10. P2A_03 – Panamax 74 Skaw-Gib trip to Taiwan-Japan 74,000 MT
11. P3A_03 – Panamax 74 Japan-S Korea Transpacific round voyage 74,000 MTBaltic Panamax vessel for Time charter routes is a non-scrubber fitted vessel based on the following description:82,500mt dwt on 14.43m SSW draft
Max age 12 yrs
LOA 229m, beam 32.25m, TPC 70.5
97,000 cbm grain
13.5 knots laden on 33mt fuel oil (380cs t) / 14 knots ballast on 31mt fuel oil (380cs t) + 0.1 MGO at sea
11.5 knots laden on 22mt fuel oil (380cs t) / 12.5 knots ballast on 23mt fuel oil (380cs t) + 0.1 MGO at sea
Supramax are typically 52,000-60,000 tonnes deadweight – although larger vessels are built that are usually termed “Ultramax”. Supramax vessels have five cargo holds (which can carry different types of cargo) and have cranes fitted that makes them suitable for ports with limited infrastructure. They carry a wide range of dry bulk cargo including different types of ore, cement, phosphate, steel products, fertilizer and grain.
- S1B_58 – Canakkale trip via Med or Bl Sea to China-South Korea
2. S1C_58 – US Gulf trip to China-south Japan
3. S2_58 – North China one Australian or Pacific round voyage
4. S3_58 – North China trip to West Africa
5. S4A_58 – US Gulf trip to Skaw-Passero
6. S4B_58 – Skaw-Passero trip to US Gulf
7. S5_58 – West Africa trip via east coast South America to north China
8. S8_58 – South China trip via Indonesia to east coast India
9. S9_58 – West Africa trip via east coast South America to Skaw-Passero
10. S10_58 – South China trip via Indonesia to south China10TC Weighted bulk Time charter AverageBaltic Supramax vessel for Time charter routes is based on a non-scrubber fitted standard “Tess58 ” type vessel of the following description:58,328mt dwt on 12.80 m ssw
Max age 15 yrs
LOA 189.99m, beam 32.26m, TPC 57.5
72,360 cbm grain / 70,557 cbm bale
4 x 30t Cr + 12 cbm grabs
14 knots laden on 33mt fuel oil (380cst) / 14 knots ballast on 32mt fuel oil (380cst), no diesel at sea
12 knots laden on 24mt fuel oil (380cst) / 12.5 knots ballast on 23mt fuel oil (380cst), no diesel at sea
Handysize are smaller bulk carriers with a deadweight of upto 50,000 tonnes.

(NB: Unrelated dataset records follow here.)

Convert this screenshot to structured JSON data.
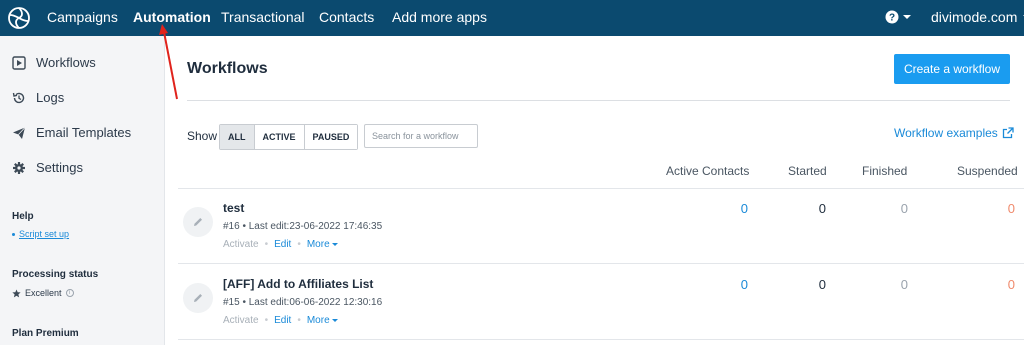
{
  "topnav": {
    "items": [
      "Campaigns",
      "Automation",
      "Transactional",
      "Contacts",
      "Add more apps"
    ],
    "active": "Automation",
    "account": "divimode.com",
    "help_icon": "question-circle-icon"
  },
  "sidebar": {
    "items": [
      {
        "label": "Workflows",
        "icon": "play-square-icon"
      },
      {
        "label": "Logs",
        "icon": "history-icon"
      },
      {
        "label": "Email Templates",
        "icon": "paper-plane-icon"
      },
      {
        "label": "Settings",
        "icon": "gear-icon"
      }
    ],
    "help_heading": "Help",
    "help_link": "Script set up",
    "processing_heading": "Processing status",
    "processing_value": "Excellent",
    "plan_heading": "Plan Premium"
  },
  "main": {
    "title": "Workflows",
    "create_button": "Create a workflow",
    "show_label": "Show",
    "filters": [
      "ALL",
      "ACTIVE",
      "PAUSED"
    ],
    "selected_filter": "ALL",
    "search_placeholder": "Search for a workflow",
    "examples_link": "Workflow examples",
    "columns": [
      "Active Contacts",
      "Started",
      "Finished",
      "Suspended"
    ],
    "rows": [
      {
        "name": "test",
        "meta": "#16 • Last edit:23-06-2022 17:46:35",
        "actions": [
          "Activate",
          "Edit",
          "More"
        ],
        "active_contacts": "0",
        "started": "0",
        "finished": "0",
        "suspended": "0"
      },
      {
        "name": "[AFF] Add to Affiliates List",
        "meta": "#15 • Last edit:06-06-2022 12:30:16",
        "actions": [
          "Activate",
          "Edit",
          "More"
        ],
        "active_contacts": "0",
        "started": "0",
        "finished": "0",
        "suspended": "0"
      }
    ]
  },
  "colors": {
    "topbar": "#0b4a6f",
    "primary": "#1a9cf0",
    "link": "#1a8ad8",
    "suspended": "#f08a6c",
    "annotation_arrow": "#e0231c"
  }
}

Their small size allows them to enter smaller ports to pick up and discharge cargoes, and because in most cases they are ‘geared’ – i.e. fitted with cranes. Typical cargoes carried include steel products, grain, metal ores, phosphate, cement, logs, woodchips and other types of so-called ‘break bulk cargo’. They are numerically the most common size of bulk carrier.

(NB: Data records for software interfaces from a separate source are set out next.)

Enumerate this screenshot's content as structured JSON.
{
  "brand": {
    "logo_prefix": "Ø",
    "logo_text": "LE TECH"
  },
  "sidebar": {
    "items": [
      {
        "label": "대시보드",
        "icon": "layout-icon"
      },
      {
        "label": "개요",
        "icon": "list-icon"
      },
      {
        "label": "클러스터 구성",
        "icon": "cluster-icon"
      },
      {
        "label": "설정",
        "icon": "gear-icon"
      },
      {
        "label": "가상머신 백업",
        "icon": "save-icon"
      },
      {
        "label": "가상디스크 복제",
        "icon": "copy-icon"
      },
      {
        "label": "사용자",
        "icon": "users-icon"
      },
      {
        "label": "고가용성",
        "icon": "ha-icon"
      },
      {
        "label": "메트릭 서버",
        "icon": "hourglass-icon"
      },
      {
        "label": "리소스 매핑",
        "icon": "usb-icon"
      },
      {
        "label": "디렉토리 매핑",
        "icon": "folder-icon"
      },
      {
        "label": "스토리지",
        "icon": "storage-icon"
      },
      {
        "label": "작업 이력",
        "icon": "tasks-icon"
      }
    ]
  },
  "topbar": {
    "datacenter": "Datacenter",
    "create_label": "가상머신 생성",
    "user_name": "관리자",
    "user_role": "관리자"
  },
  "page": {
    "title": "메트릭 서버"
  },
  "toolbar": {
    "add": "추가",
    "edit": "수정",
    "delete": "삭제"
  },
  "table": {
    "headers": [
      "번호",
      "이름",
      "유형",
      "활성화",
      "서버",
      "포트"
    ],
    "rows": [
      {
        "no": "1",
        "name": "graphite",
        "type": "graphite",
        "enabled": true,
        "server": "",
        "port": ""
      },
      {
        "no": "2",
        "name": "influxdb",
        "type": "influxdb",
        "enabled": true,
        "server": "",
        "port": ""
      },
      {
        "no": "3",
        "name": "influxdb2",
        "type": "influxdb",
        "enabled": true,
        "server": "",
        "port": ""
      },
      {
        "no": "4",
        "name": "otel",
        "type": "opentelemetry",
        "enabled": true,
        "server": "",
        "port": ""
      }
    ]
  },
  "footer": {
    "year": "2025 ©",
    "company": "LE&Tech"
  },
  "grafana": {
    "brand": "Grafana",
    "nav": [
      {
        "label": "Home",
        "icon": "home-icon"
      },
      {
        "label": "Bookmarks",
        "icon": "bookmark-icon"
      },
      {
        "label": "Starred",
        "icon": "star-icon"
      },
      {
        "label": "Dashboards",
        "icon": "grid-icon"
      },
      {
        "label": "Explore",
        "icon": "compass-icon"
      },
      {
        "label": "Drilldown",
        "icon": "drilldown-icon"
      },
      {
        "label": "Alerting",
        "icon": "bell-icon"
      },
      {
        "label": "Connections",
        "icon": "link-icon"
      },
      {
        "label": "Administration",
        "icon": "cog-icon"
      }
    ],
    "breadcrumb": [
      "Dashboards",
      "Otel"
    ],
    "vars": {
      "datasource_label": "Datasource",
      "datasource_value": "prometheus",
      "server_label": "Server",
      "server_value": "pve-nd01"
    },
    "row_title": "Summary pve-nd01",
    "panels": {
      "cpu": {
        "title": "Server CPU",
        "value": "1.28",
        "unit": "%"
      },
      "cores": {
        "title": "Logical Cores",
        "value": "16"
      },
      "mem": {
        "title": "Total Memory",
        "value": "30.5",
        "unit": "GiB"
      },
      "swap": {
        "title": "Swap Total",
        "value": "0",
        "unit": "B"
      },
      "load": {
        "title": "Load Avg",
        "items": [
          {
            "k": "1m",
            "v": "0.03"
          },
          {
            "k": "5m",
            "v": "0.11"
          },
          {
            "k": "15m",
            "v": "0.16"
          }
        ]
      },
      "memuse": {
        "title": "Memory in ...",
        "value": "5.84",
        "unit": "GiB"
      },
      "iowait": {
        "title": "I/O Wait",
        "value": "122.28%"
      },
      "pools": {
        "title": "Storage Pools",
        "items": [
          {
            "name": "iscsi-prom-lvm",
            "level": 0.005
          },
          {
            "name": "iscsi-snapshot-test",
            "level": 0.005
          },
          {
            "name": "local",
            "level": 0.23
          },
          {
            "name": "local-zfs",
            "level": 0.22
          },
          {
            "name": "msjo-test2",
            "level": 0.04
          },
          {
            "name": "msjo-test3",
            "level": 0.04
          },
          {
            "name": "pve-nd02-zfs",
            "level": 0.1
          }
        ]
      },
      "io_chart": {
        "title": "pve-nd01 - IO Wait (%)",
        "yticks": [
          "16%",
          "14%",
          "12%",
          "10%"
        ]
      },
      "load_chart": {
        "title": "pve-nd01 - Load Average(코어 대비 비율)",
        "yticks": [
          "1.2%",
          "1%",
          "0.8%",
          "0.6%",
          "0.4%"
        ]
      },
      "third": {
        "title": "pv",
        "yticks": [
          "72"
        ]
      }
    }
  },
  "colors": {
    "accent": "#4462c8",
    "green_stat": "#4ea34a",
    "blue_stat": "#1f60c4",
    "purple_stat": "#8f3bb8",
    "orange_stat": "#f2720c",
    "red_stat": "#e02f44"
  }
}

- HS1_38 – Skaw-Passero trip to Rio de Janeiro-Recalada
2. HS2_38 – Skaw-Passero trip to Boston-Galveston
3. HS3_38 – Rio de Janeiro-Recalada trip to Skaw-Passero

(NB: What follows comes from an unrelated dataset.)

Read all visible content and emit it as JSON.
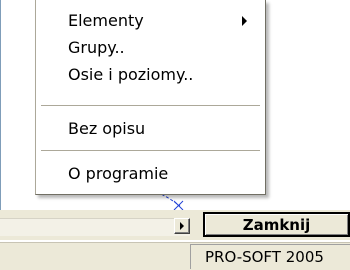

4. HS4_38 – US Gulf trip via US Gulf or north coast South America to Skaw-Passero
5. HS5_38 – South East Asia trip to Singapore-Japan
6. HS6_38 – North China-South Korea-Japan trip to North China-South Korea-Japan
7. HS7_38 – North China-South Korea-Japan trip to south east Asia7TC Weighted bulk Time Charter AverageBaltic Handysize 38 vessel for Time charter routes is a non-scrubber fitted vessel based on the following description:Singledeck self trimming geared bulk carrier
38,200mt dwt on 10.538m SSW
Max Age 15 Years
LOA 180m / Beam 29.8m / TPC 49
47,125 cbm grain / 45,300 cbm bale
5 holds / 5 hatches
4 x 30 ton cranes
Speed & consumptions including main engine & auxibrary engines:
14 knots on 26mt IFO (380 CST) laden/24mt IFO (380 CST) ballast + 0.1 MDO at sea
12 knots on 18mt IFO (380 CST) laden/17mt IFO (380 CST) ballast + 0.1 MDO at sea
The Baltic Dry Index (BDI) is the successor to the Baltic Freight Index (BFI) and came into operation on 1 November 1999. Since 1 March 2018, the index is a weighted average of the Capesize 40pct, Panamax 30pct and Supramax 30pct bulk Time charter Averages which is then multiplied by a multiplier of 0.1.
Additionally the Baltic also publishes a Handysize index which is not included in the BDI calculation.